International

Karzai: Afghans 'Can No Longer Tolerate' NATO Strikes That Hit Civilians

Afghan President Hamid Karzai speaking earlier today (May 31, 2011) at the Presidential Palace in Kabul. i i

Afghan President Hamid Karzai speaking earlier today (May 31, 2011) at the Presidential Palace in Kabul. Shah Marai /AFP/Getty Images hide caption

itoggle caption Shah Marai /AFP/Getty Images
Afghan President Hamid Karzai speaking earlier today (May 31, 2011) at the Presidential Palace in Kabul.

Afghan President Hamid Karzai speaking earlier today (May 31, 2011) at the Presidential Palace in Kabul.

Shah Marai /AFP/Getty Images

"Angered by civilian casualties, Afghan President Hamid Karzai said Tuesday that he will no longer allow NATO airstrikes on houses, issuing his strongest statement yet against strikes that the military alliance says are key to its war on Taliban insurgents," The Associated Press reports.

In the latest incident, AP says, "at least nine civilians were killed" Saturday in Helmand province during a NATO strike.

Karzai issued a vague warning that his nation "has a lot of ways of stopping it" if such strikes happen again.

Reuters adds that Karzai "warned NATO-led forces in Afghanistan on Tuesday they were at risk of being seen as an occupying force rather than an ally after a spate of civilian casualties, and said he would take unspecified 'action' if they continue." The wire service says that "the commander of ISAF troops in the region apologized for the deaths, saying the strikes on the compound had been ordered because insurgents were using them as a base."

Meanwhile, The Washington Post reports this morning that "of all the statistics that President Obama's national security team will consider when it debates the size of forthcoming troop reductions in Afghanistan, the most influential number probably will not be how many insurgents have been killed or the amount of territory wrested from the Taliban, according to aides to those who will participate. It will be the cost of the war."

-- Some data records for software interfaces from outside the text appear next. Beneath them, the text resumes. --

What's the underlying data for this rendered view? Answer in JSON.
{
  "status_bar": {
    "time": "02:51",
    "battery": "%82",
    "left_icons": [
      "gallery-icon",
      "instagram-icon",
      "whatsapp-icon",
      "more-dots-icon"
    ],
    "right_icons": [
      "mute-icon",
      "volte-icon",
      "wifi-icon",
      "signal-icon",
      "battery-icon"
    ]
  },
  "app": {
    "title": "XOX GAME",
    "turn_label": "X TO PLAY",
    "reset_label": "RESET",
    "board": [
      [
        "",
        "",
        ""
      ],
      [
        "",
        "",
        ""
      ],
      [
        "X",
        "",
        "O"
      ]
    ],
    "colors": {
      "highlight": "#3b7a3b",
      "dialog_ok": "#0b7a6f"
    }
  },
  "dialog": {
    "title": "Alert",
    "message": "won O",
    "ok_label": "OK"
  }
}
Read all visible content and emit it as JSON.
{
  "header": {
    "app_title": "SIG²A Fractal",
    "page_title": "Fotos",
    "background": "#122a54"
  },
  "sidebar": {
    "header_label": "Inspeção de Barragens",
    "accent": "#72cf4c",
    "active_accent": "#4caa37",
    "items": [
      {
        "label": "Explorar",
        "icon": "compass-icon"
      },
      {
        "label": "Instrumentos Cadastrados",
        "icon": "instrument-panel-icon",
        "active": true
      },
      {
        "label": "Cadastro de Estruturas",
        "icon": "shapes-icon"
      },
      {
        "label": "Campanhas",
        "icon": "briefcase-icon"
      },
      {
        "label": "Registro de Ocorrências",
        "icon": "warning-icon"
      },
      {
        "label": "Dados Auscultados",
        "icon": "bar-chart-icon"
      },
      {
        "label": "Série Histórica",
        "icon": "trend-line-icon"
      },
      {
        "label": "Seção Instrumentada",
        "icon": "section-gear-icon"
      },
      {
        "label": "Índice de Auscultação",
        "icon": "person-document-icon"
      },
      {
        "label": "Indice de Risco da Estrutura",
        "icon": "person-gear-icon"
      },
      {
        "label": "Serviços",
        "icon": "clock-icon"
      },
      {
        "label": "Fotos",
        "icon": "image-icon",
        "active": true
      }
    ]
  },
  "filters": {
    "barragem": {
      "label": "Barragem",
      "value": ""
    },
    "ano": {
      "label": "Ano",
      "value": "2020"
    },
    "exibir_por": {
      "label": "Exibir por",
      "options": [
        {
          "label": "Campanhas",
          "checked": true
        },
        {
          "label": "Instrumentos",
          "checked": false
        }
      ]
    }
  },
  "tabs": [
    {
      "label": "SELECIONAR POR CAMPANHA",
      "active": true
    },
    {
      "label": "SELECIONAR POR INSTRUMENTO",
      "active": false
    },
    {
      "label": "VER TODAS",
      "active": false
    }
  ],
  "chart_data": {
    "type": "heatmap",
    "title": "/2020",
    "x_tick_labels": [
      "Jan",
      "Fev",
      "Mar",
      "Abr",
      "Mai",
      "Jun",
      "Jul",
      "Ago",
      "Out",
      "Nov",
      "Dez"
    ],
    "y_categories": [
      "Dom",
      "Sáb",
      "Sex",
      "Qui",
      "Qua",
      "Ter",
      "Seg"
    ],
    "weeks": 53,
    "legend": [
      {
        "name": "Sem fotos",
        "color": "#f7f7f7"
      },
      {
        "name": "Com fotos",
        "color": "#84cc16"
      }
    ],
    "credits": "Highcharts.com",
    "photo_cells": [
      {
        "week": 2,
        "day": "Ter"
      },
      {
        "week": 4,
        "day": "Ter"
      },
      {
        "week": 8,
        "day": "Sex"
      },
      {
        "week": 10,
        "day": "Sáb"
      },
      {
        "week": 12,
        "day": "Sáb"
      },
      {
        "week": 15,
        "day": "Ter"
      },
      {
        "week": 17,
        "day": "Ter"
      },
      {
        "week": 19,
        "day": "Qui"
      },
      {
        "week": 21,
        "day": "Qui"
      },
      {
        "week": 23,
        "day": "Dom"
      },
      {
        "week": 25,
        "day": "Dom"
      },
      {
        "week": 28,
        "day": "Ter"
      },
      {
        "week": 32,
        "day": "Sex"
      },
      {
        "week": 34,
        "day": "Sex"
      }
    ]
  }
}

Comments

 

Please keep your community civil. All comments must follow the NPR.org Community rules and terms of use, and will be moderated prior to posting. NPR reserves the right to use the comments we receive, in whole or in part, and to use the commenter's name and location, in any medium. See also the Terms of Use, Privacy Policy and Community FAQ.